(ACTIVITY):
The entries below must be restated word for word.
━━━ GIVEN ENTRIES
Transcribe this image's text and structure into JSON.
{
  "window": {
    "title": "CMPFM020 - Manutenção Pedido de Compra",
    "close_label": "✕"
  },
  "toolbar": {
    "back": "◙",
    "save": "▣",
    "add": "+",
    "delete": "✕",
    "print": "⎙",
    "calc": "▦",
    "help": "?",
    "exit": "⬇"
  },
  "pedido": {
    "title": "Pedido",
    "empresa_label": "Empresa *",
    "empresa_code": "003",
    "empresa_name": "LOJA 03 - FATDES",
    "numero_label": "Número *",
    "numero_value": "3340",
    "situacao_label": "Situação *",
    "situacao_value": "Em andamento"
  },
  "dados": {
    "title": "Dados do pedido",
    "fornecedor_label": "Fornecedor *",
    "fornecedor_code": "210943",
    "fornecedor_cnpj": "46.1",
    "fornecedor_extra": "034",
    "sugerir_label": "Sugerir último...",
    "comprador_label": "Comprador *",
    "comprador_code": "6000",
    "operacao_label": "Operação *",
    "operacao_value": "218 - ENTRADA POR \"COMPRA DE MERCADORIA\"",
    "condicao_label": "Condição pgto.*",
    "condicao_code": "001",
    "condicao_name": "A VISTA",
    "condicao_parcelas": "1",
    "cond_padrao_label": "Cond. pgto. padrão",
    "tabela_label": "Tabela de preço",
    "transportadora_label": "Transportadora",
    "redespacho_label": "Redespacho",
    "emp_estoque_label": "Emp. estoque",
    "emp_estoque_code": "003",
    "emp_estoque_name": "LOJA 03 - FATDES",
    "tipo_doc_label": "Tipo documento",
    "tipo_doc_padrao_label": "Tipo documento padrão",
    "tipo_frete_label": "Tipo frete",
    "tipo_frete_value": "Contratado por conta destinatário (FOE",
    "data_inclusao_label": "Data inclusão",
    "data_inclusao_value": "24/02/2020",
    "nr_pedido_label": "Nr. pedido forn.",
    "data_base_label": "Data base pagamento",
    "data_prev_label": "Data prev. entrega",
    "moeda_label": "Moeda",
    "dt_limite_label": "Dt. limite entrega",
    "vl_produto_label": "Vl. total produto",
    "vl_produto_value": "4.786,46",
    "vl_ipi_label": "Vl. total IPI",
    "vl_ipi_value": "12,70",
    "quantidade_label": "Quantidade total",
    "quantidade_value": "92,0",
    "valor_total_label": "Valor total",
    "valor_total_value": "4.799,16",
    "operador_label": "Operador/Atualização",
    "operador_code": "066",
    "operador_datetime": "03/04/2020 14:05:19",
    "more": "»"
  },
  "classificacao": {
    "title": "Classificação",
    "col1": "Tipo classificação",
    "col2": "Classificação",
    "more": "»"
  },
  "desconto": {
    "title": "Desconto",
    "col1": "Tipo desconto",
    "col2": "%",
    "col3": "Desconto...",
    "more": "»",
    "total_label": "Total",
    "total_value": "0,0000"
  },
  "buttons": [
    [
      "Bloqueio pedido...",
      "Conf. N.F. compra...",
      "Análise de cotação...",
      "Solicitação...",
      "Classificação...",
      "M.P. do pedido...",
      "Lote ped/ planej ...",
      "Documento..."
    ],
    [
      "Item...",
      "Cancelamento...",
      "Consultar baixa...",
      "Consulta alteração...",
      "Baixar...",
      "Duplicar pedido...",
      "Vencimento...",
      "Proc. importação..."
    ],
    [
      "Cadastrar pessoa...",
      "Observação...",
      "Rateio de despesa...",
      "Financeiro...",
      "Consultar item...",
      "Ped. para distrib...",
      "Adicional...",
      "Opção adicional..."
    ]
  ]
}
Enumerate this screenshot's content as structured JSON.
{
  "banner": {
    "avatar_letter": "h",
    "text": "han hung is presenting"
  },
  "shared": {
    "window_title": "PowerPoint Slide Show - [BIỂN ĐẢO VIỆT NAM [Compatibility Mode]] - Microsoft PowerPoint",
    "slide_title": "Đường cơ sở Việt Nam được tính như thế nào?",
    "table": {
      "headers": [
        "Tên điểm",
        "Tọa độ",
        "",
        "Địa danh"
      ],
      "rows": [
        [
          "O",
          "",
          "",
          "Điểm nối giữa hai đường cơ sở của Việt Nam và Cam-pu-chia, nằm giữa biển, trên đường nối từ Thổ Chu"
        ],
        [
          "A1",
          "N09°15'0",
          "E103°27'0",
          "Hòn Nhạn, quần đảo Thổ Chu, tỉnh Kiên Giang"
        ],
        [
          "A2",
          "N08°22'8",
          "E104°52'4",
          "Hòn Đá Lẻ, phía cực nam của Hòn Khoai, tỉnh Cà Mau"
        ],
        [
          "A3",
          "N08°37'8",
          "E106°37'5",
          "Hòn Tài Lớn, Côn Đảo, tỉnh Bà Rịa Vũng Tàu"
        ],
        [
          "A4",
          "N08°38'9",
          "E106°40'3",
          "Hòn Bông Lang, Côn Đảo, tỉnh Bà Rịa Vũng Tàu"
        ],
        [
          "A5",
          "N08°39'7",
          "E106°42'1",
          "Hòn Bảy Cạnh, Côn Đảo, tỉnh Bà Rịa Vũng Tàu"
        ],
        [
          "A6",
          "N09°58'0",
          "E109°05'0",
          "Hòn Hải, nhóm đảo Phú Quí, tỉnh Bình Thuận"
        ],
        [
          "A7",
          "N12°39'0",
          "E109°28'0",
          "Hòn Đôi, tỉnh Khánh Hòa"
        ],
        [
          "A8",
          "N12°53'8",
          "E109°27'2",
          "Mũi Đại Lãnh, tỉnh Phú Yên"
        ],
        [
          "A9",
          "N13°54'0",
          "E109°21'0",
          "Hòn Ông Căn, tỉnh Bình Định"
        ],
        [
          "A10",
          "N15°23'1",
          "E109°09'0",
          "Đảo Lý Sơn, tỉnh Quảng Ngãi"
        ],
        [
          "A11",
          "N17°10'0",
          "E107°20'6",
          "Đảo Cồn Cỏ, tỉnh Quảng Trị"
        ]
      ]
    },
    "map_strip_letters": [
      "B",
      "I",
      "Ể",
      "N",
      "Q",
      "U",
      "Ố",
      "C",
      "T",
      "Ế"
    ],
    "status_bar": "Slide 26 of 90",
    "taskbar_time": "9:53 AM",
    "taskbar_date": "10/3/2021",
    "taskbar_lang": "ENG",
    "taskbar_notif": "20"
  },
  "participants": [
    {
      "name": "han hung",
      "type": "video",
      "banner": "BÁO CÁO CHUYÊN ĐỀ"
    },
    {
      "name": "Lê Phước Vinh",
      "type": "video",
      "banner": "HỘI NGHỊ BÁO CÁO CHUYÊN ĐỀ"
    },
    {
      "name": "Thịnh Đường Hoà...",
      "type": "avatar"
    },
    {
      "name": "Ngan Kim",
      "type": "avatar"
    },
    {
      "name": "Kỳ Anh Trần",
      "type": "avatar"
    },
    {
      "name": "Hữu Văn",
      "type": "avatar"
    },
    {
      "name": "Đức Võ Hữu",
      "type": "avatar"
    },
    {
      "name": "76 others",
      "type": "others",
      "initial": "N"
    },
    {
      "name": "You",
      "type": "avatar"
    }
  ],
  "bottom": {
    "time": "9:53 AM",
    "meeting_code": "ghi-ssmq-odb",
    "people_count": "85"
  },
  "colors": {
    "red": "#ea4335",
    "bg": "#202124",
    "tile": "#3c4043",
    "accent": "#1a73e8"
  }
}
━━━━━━
(OUTPUT FOR THIS TASK):
Transcribe this image's text and structure into JSON.
{
  "window": {
    "title": "CMPFM020 - Manutenção Pedido de Compra",
    "close_label": "✕"
  },
  "toolbar": {
    "back": "◙",
    "save": "▣",
    "add": "+",
    "delete": "✕",
    "print": "⎙",
    "calc": "▦",
    "help": "?",
    "exit": "⬇"
  },
  "pedido": {
    "title": "Pedido",
    "empresa_label": "Empresa *",
    "empresa_code": "003",
    "empresa_name": "LOJA 03 - FATDES",
    "numero_label": "Número *",
    "numero_value": "3340",
    "situacao_label": "Situação *",
    "situacao_value": "Em andamento"
  },
  "dados": {
    "title": "Dados do pedido",
    "fornecedor_label": "Fornecedor *",
    "fornecedor_code": "210943",
    "fornecedor_cnpj": "46.1",
    "fornecedor_extra": "034",
    "sugerir_label": "Sugerir último...",
    "comprador_label": "Comprador *",
    "comprador_code": "6000",
    "operacao_label": "Operação *",
    "operacao_value": "218 - ENTRADA POR \"COMPRA DE MERCADORIA\"",
    "condicao_label": "Condição pgto.*",
    "condicao_code": "001",
    "condicao_name": "A VISTA",
    "condicao_parcelas": "1",
    "cond_padrao_label": "Cond. pgto. padrão",
    "tabela_label": "Tabela de preço",
    "transportadora_label": "Transportadora",
    "redespacho_label": "Redespacho",
    "emp_estoque_label": "Emp. estoque",
    "emp_estoque_code": "003",
    "emp_estoque_name": "LOJA 03 - FATDES",
    "tipo_doc_label": "Tipo documento",
    "tipo_doc_padrao_label": "Tipo documento padrão",
    "tipo_frete_label": "Tipo frete",
    "tipo_frete_value": "Contratado por conta destinatário (FOE",
    "data_inclusao_label": "Data inclusão",
    "data_inclusao_value": "24/02/2020",
    "nr_pedido_label": "Nr. pedido forn.",
    "data_base_label": "Data base pagamento",
    "data_prev_label": "Data prev. entrega",
    "moeda_label": "Moeda",
    "dt_limite_label": "Dt. limite entrega",
    "vl_produto_label": "Vl. total produto",
    "vl_produto_value": "4.786,46",
    "vl_ipi_label": "Vl. total IPI",
    "vl_ipi_value": "12,70",
    "quantidade_label": "Quantidade total",
    "quantidade_value": "92,0",
    "valor_total_label": "Valor total",
    "valor_total_value": "4.799,16",
    "operador_label": "Operador/Atualização",
    "operador_code": "066",
    "operador_datetime": "03/04/2020 14:05:19",
    "more": "»"
  },
  "classificacao": {
    "title": "Classificação",
    "col1": "Tipo classificação",
    "col2": "Classificação",
    "more": "»"
  },
  "desconto": {
    "title": "Desconto",
    "col1": "Tipo desconto",
    "col2": "%",
    "col3": "Desconto...",
    "more": "»",
    "total_label": "Total",
    "total_value": "0,0000"
  },
  "buttons": [
    [
      "Bloqueio pedido...",
      "Conf. N.F. compra...",
      "Análise de cotação...",
      "Solicitação...",
      "Classificação...",
      "M.P. do pedido...",
      "Lote ped/ planej ...",
      "Documento..."
    ],
    [
      "Item...",
      "Cancelamento...",
      "Consultar baixa...",
      "Consulta alteração...",
      "Baixar...",
      "Duplicar pedido...",
      "Vencimento...",
      "Proc. importação..."
    ],
    [
      "Cadastrar pessoa...",
      "Observação...",
      "Rateio de despesa...",
      "Financeiro...",
      "Consultar item...",
      "Ped. para distrib...",
      "Adicional...",
      "Opção adicional..."
    ]
  ]
}
Enumerate this screenshot's content as structured JSON.
{
  "banner": {
    "avatar_letter": "h",
    "text": "han hung is presenting"
  },
  "shared": {
    "window_title": "PowerPoint Slide Show - [BIỂN ĐẢO VIỆT NAM [Compatibility Mode]] - Microsoft PowerPoint",
    "slide_title": "Đường cơ sở Việt Nam được tính như thế nào?",
    "table": {
      "headers": [
        "Tên điểm",
        "Tọa độ",
        "",
        "Địa danh"
      ],
      "rows": [
        [
          "O",
          "",
          "",
          "Điểm nối giữa hai đường cơ sở của Việt Nam và Cam-pu-chia, nằm giữa biển, trên đường nối từ Thổ Chu"
        ],
        [
          "A1",
          "N09°15'0",
          "E103°27'0",
          "Hòn Nhạn, quần đảo Thổ Chu, tỉnh Kiên Giang"
        ],
        [
          "A2",
          "N08°22'8",
          "E104°52'4",
          "Hòn Đá Lẻ, phía cực nam của Hòn Khoai, tỉnh Cà Mau"
        ],
        [
          "A3",
          "N08°37'8",
          "E106°37'5",
          "Hòn Tài Lớn, Côn Đảo, tỉnh Bà Rịa Vũng Tàu"
        ],
        [
          "A4",
          "N08°38'9",
          "E106°40'3",
          "Hòn Bông Lang, Côn Đảo, tỉnh Bà Rịa Vũng Tàu"
        ],
        [
          "A5",
          "N08°39'7",
          "E106°42'1",
          "Hòn Bảy Cạnh, Côn Đảo, tỉnh Bà Rịa Vũng Tàu"
        ],
        [
          "A6",
          "N09°58'0",
          "E109°05'0",
          "Hòn Hải, nhóm đảo Phú Quí, tỉnh Bình Thuận"
        ],
        [
          "A7",
          "N12°39'0",
          "E109°28'0",
          "Hòn Đôi, tỉnh Khánh Hòa"
        ],
        [
          "A8",
          "N12°53'8",
          "E109°27'2",
          "Mũi Đại Lãnh, tỉnh Phú Yên"
        ],
        [
          "A9",
          "N13°54'0",
          "E109°21'0",
          "Hòn Ông Căn, tỉnh Bình Định"
        ],
        [
          "A10",
          "N15°23'1",
          "E109°09'0",
          "Đảo Lý Sơn, tỉnh Quảng Ngãi"
        ],
        [
          "A11",
          "N17°10'0",
          "E107°20'6",
          "Đảo Cồn Cỏ, tỉnh Quảng Trị"
        ]
      ]
    },
    "map_strip_letters": [
      "B",
      "I",
      "Ể",
      "N",
      "Q",
      "U",
      "Ố",
      "C",
      "T",
      "Ế"
    ],
    "status_bar": "Slide 26 of 90",
    "taskbar_time": "9:53 AM",
    "taskbar_date": "10/3/2021",
    "taskbar_lang": "ENG",
    "taskbar_notif": "20"
  },
  "participants": [
    {
      "name": "han hung",
      "type": "video",
      "banner": "BÁO CÁO CHUYÊN ĐỀ"
    },
    {
      "name": "Lê Phước Vinh",
      "type": "video",
      "banner": "HỘI NGHỊ BÁO CÁO CHUYÊN ĐỀ"
    },
    {
      "name": "Thịnh Đường Hoà...",
      "type": "avatar"
    },
    {
      "name": "Ngan Kim",
      "type": "avatar"
    },
    {
      "name": "Kỳ Anh Trần",
      "type": "avatar"
    },
    {
      "name": "Hữu Văn",
      "type": "avatar"
    },
    {
      "name": "Đức Võ Hữu",
      "type": "avatar"
    },
    {
      "name": "76 others",
      "type": "others",
      "initial": "N"
    },
    {
      "name": "You",
      "type": "avatar"
    }
  ],
  "bottom": {
    "time": "9:53 AM",
    "meeting_code": "ghi-ssmq-odb",
    "people_count": "85"
  },
  "colors": {
    "red": "#ea4335",
    "bg": "#202124",
    "tile": "#3c4043",
    "accent": "#1a73e8"
  }
}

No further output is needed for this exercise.